In a bold push to be the leader in the creative use of NewSpeak, the BBC is covering the new Venezuelan currency regulations without once mentioning the economic system whose name cannot be spoken. Here’s their above-the-fold opener:
Venezuela pulls highest-value banknote ‘to strike against mafia’
8 hours ago
From the section Latin America & Caribbean
The Venezuelan government has announced it will remove the country’s highest-denomination banknote from circulation within 72 hours to combat contraband.
Central bank data suggests there are more than six billion 100-bolivar notes in circulation, making up almost half of all currency.
President Nicolas Maduro said the move would stop gangs hoarding the notes.
Venezuelans will have 10 days from Wednesday to exchange the notes for coins and new, higher-value bills.
Now here’s the beauty part.

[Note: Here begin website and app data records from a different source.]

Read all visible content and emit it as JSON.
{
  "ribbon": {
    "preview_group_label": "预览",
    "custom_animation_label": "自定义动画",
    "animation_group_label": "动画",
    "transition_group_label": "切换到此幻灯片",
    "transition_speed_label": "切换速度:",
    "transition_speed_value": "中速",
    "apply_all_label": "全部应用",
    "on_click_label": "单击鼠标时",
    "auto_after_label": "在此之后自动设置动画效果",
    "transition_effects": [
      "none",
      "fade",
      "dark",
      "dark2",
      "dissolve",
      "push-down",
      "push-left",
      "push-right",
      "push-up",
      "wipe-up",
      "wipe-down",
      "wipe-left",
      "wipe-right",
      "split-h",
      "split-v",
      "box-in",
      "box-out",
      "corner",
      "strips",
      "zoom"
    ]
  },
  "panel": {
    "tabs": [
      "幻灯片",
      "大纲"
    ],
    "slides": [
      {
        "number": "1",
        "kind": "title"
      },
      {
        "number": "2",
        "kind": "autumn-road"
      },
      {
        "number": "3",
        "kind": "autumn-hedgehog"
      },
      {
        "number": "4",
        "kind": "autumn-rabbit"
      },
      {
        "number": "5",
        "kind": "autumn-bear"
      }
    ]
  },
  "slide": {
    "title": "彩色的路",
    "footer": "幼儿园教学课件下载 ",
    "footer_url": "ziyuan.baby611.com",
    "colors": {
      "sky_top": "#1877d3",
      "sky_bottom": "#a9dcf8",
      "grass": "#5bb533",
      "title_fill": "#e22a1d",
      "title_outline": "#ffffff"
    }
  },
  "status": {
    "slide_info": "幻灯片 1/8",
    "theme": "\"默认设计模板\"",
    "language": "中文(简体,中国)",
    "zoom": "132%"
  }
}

Because of the oft-recurring and totally predictable collapse of yet another socialist country, in this case a democratic socialist country, you know the hundred bolivar bill that they show above? The bill that the Venezuelan government doesn’t want circulating as a bold strike against the Mafia? The “country’s highest denomination banknote”? Care to guess what it’s worth?
Two cents US …
Seriously. The highest denomination Venezuelan banknote in circulation is worth two cents.
So instead of saying “It’s just my two cents worth” when commenting on something, I can now puff myself up and say “That’s a hundred Bolivar opinion right there, yes, sir!”
Here’s how the Beeb explains the problem …
Venezuela’s currency has fallen dramatically amid skyrocketing inflation.
On the black market, its value dropped by 55% against the US dollar just in the past month, and the International Monetary Fund estimates that next year’s prices will rise by more than 2,000%.
Gangs can therefore buy up Venezuelan banknotes cheaply on the black market in exchange for dollars or Colombian pesos.
They then use the Venezuelan currency to buy subsidised goods in Venezuela, which they in turn sell at a profit in neighbouring Colombia.
Many Venezuelans living near the border buy Colombian pesos to purchase goods in Colombia which they cannot get in Venezuela due to chronic shortages.
President Maduro blames both the shortages and Venezuela’s record inflation on “imperialist forces” he says are trying to bring down his government.
He said the aim of these “forces” was “to destabilise out economy and our society, to leave the country without 100-bolivar notes”.
Really? This is the queen of British news outlets? They give air-time to that lame claim of President Maduro’s that it is all the result of the famous Yankee Imperialism, and they never once mention democratic socialism? Inflation is so bad that if you want to rob a corner store you better bring a wheelbarrow, and they don’t mention democratic socialism?
The collapse of this democratic socialist economy is so bad that people are eating their pets. It’s so bad that people broke into the Caracas zoo and butchered a horse. If there ever were a poster child for democratic socialism, it’s Venezuela.
And the BBC discusses this huge tragic economic collapse that has cost people their life savings, their jobs, their purchasing power, and even their pets … and says not one word about democratic socialism …